### Exercise aim
Every entry needs to be reproduced exactly.

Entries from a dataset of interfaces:
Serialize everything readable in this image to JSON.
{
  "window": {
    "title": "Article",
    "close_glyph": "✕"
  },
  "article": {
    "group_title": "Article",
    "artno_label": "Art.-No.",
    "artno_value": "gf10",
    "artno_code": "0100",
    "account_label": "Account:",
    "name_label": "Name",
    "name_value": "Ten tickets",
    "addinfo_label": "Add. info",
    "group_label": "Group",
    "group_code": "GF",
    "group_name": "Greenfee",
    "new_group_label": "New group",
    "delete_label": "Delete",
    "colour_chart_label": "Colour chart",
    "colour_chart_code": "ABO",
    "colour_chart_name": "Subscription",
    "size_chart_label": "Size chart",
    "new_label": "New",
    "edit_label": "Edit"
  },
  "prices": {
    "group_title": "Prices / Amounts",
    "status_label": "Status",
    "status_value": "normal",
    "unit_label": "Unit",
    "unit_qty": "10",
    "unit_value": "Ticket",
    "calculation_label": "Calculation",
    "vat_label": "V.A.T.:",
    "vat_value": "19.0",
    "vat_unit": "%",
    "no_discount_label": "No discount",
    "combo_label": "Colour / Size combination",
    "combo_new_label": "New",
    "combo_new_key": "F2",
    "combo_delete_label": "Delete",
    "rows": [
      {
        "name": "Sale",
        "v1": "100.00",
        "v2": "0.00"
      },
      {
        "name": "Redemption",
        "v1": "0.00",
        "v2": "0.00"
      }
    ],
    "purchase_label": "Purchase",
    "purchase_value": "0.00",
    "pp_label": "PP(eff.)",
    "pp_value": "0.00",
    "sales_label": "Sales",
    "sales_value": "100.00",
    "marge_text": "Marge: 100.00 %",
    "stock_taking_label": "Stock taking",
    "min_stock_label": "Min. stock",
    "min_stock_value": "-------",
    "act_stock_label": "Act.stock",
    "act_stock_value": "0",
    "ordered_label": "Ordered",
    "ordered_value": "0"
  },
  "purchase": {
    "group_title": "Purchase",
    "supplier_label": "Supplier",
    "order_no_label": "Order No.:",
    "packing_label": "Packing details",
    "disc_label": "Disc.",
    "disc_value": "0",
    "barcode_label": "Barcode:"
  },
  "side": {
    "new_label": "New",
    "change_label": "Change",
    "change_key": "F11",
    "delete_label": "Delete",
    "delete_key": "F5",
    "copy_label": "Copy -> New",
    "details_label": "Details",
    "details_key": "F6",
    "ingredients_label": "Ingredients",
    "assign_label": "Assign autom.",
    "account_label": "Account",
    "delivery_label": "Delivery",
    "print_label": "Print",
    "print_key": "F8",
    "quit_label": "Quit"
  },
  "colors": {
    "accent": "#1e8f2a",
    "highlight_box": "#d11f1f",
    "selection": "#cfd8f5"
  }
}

### Written solution
Serialize everything readable in this image to JSON.
{
  "window": {
    "title": "Article",
    "close_glyph": "✕"
  },
  "article": {
    "group_title": "Article",
    "artno_label": "Art.-No.",
    "artno_value": "gf10",
    "artno_code": "0100",
    "account_label": "Account:",
    "name_label": "Name",
    "name_value": "Ten tickets",
    "addinfo_label": "Add. info",
    "group_label": "Group",
    "group_code": "GF",
    "group_name": "Greenfee",
    "new_group_label": "New group",
    "delete_label": "Delete",
    "colour_chart_label": "Colour chart",
    "colour_chart_code": "ABO",
    "colour_chart_name": "Subscription",
    "size_chart_label": "Size chart",
    "new_label": "New",
    "edit_label": "Edit"
  },
  "prices": {
    "group_title": "Prices / Amounts",
    "status_label": "Status",
    "status_value": "normal",
    "unit_label": "Unit",
    "unit_qty": "10",
    "unit_value": "Ticket",
    "calculation_label": "Calculation",
    "vat_label": "V.A.T.:",
    "vat_value": "19.0",
    "vat_unit": "%",
    "no_discount_label": "No discount",
    "combo_label": "Colour / Size combination",
    "combo_new_label": "New",
    "combo_new_key": "F2",
    "combo_delete_label": "Delete",
    "rows": [
      {
        "name": "Sale",
        "v1": "100.00",
        "v2": "0.00"
      },
      {
        "name": "Redemption",
        "v1": "0.00",
        "v2": "0.00"
      }
    ],
    "purchase_label": "Purchase",
    "purchase_value": "0.00",
    "pp_label": "PP(eff.)",
    "pp_value": "0.00",
    "sales_label": "Sales",
    "sales_value": "100.00",
    "marge_text": "Marge: 100.00 %",
    "stock_taking_label": "Stock taking",
    "min_stock_label": "Min. stock",
    "min_stock_value": "-------",
    "act_stock_label": "Act.stock",
    "act_stock_value": "0",
    "ordered_label": "Ordered",
    "ordered_value": "0"
  },
  "purchase": {
    "group_title": "Purchase",
    "supplier_label": "Supplier",
    "order_no_label": "Order No.:",
    "packing_label": "Packing details",
    "disc_label": "Disc.",
    "disc_value": "0",
    "barcode_label": "Barcode:"
  },
  "side": {
    "new_label": "New",
    "change_label": "Change",
    "change_key": "F11",
    "delete_label": "Delete",
    "delete_key": "F5",
    "copy_label": "Copy -> New",
    "details_label": "Details",
    "details_key": "F6",
    "ingredients_label": "Ingredients",
    "assign_label": "Assign autom.",
    "account_label": "Account",
    "delivery_label": "Delivery",
    "print_label": "Print",
    "print_key": "F8",
    "quit_label": "Quit"
  },
  "colors": {
    "accent": "#1e8f2a",
    "highlight_box": "#d11f1f",
    "selection": "#cfd8f5"
  }
}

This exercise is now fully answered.